Article originally published in the American City Business Journals on July 3, 2018
How often have you faced a situation within your organization where the decision-making process was not effective in determining the best course of action?
When the results are less than what was desired, everyone wonders, “Why did we proceed down this path? Why weren’t alternatives fully considered?”
In his 1974 book, “The Abilene Paradox: The Management of Agreement,” Jerry B. Harvey, professor emeritus of management at George Washington University, describes a situation where a father-in-law suggests to his family that they all drive to Abilene for dinner, and everyone agrees.

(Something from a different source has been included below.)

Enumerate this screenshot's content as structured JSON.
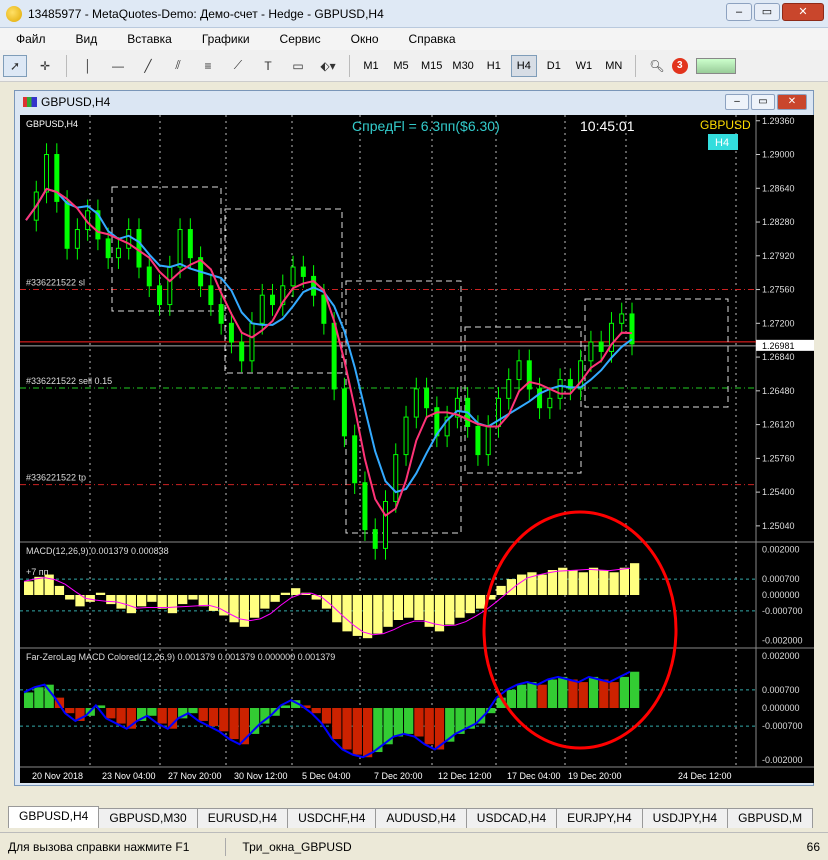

No one shared their reservations about going to Abilene, so off they went. After having a terrible meal, each family member reveals that they personally thought that the other members of the family wanted to go.
Harvey writes, “The inability to manage agreement, not the inability to manage conflict, is the essential symptom that defines organizations caught in the web of the Abilene Paradox.”
Many companies face decisions that are more complex than the example described above, with ramifications significantly more impactful than a bad meal. How do you cultivate a culture within your organization to avoid the Abilene paradox and other more serious flaws in the decision-making process?
Whether the leader is the CEO of a large organization or a sub-unit of that organization, the quality of the decision-making process will depend on the organizational culture established by the leader. Direct reports quickly pick up on that culture and how the leader responds to contrary points of view.
It is critical for a leader to welcome open discussion and ask for opinions. When this is effectively done, better alternative strategies often emerge, different than those originally considered, allowing for a superior decision to be made.
When a leader expresses their opinion on a course of action early in a discussion, it is more difficult for other alternatives suggested by their team to be seriously considered. This is especially the case when the leader has a reputation for being opinionated and not listening to other points of view. Therefore, meaningful discussion does not occur, and the best strategy may not be pursued.
A leader should hold back their personal opinion until the team members have discussed their ideas. This should also be a time for leaders to listen to their direct reports and see how they approach the situation.
After discussing an important decision, come back to it in a few days to allow team members to reflect on their individual positions on the subject. Never criticize anyone for changing their mind.
Beware of the comment, “We need to move fast on this.” It should send up red flags and should not force a decision before the ramifications are carefully considered.
The worst thing for any organization is to have it populated by “yes-people,” or those who are reluctant to express their views, especially if they are contrary to the thinking of the leader, or of the group.
Having a contrary view when everyone else is leaning in another direction on an issue is difficult, but necessary to arrive at the best decision. These individuals may be labeled as not being team players, so it takes courage to be the lone wolf.
The view of the contrarian may not be adopted, but that view provides an alternative to which the popular view can be tested and confirmed as the best course of action.
To the lone wolves – how you express your contrary views is important to whether or not they are considered, as well as to your credibility within the team.
Research in Motion Limited (RIM), now known as Blackberry Limited, was the company that pioneered the personal digital assistant in 1999, and forever changed how people in the business world communicate with each other. They owned the market with Blackberry PDAs, which had email, text and phone capabilities.
A few years later, Android and Apple PDAs were introduced, aimed at the underdeveloped consumer market. These devices not only had an improved user interface and a much higher resolution camera, but also had the ability for users to add apps, increasing the functionality of these PDAs many-fold.
Blackberry did not respond, thinking that Androids and iPhones would be viewed as recreational devices and would not interest the business community. Blackberry spent time making minor improvements to their PDA. What they didn’t do is face the brutal fact of reality that they needed to make major changes to compete with Android and Apple in giving customers what they wanted – a PDA with significantly improved functionality.
Today, the business and personal PDA market is dominated by Androids and iPhones, while Blackberry is now an insignificant player in this market. Blackberry underestimated its competitor’s ability to recognize and provide what the marketplace does not yet know it needs. Andy Grove, former chairman and CEO of Intel Corporation coined the phrase and wrote a book titled, “Only the Paranoid Survive.” Apparently, Blackberry wasn’t listening.
Follow the decision-making principles above and you will increase the probability of making the right decisions for your business.
Stan Silverman is founder and CEO of Silverman Leadership. He is a speaker, advisor and nationally syndicated writer on leadership, entrepreneurship and corporate governance. Silverman earned a Bachelor of Science degree in chemical engineering and an MBA degree from Drexel University. He is also an alumnus of the Advanced Management Program at the Harvard Business School. He can be reached at Stan@SilvermanLeadership.com.